## What you should do:
Nothing but the lines holding the string "resources" should appear in the answer. Copy them from the entries.

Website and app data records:
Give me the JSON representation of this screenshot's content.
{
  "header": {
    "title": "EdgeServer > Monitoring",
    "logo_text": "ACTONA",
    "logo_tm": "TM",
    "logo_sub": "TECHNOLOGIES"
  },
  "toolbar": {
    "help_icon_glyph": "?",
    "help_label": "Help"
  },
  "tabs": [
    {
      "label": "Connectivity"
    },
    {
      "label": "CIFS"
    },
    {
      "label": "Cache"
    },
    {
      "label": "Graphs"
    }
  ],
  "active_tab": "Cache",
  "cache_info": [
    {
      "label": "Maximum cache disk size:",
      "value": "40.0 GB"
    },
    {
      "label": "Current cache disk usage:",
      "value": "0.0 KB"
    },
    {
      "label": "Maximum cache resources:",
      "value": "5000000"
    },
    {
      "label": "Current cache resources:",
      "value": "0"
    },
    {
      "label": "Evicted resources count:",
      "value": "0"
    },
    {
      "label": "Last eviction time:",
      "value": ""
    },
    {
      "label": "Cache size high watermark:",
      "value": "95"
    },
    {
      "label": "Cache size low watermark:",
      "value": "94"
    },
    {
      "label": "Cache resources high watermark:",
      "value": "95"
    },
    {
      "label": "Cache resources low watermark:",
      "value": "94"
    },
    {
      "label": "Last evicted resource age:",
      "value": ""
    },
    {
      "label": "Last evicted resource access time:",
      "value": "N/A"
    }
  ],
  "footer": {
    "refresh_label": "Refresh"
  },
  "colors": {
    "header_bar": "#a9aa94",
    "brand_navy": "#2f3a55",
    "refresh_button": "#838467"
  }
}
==
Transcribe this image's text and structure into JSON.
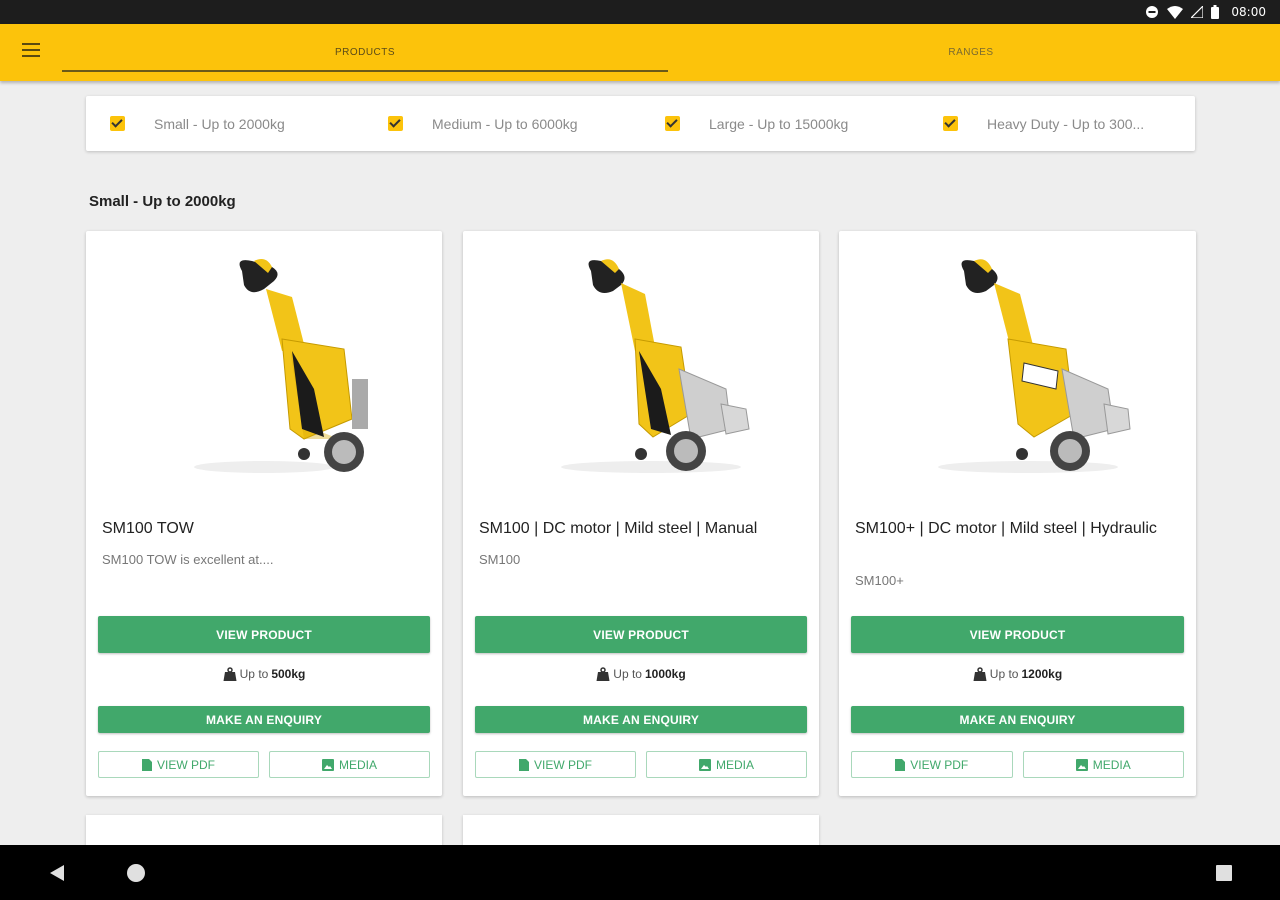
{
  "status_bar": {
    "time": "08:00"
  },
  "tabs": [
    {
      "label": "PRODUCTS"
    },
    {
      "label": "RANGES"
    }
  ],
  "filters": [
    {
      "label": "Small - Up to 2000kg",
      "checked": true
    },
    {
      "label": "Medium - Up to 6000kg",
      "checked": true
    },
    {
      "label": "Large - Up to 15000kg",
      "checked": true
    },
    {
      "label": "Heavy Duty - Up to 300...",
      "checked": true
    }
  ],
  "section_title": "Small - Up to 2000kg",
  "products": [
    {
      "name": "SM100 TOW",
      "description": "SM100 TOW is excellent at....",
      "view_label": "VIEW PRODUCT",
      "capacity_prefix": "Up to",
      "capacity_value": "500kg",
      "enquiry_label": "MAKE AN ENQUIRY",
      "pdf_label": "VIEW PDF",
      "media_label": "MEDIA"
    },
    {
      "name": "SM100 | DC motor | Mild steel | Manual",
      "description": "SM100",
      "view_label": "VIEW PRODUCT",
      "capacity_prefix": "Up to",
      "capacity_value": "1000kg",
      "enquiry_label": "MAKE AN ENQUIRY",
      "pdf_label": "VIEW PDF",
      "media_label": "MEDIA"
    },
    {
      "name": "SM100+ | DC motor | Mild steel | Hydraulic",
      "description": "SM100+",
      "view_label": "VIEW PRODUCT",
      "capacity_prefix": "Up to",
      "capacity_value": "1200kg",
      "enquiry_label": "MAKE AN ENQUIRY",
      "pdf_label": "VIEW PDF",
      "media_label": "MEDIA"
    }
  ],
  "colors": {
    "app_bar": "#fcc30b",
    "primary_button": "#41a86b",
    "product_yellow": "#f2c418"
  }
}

## Result:
      "label": "Maximum cache resources:",
      "label": "Current cache resources:",
      "label": "Evicted resources count:",
      "label": "Cache resources high watermark:",
      "label": "Cache resources low watermark:",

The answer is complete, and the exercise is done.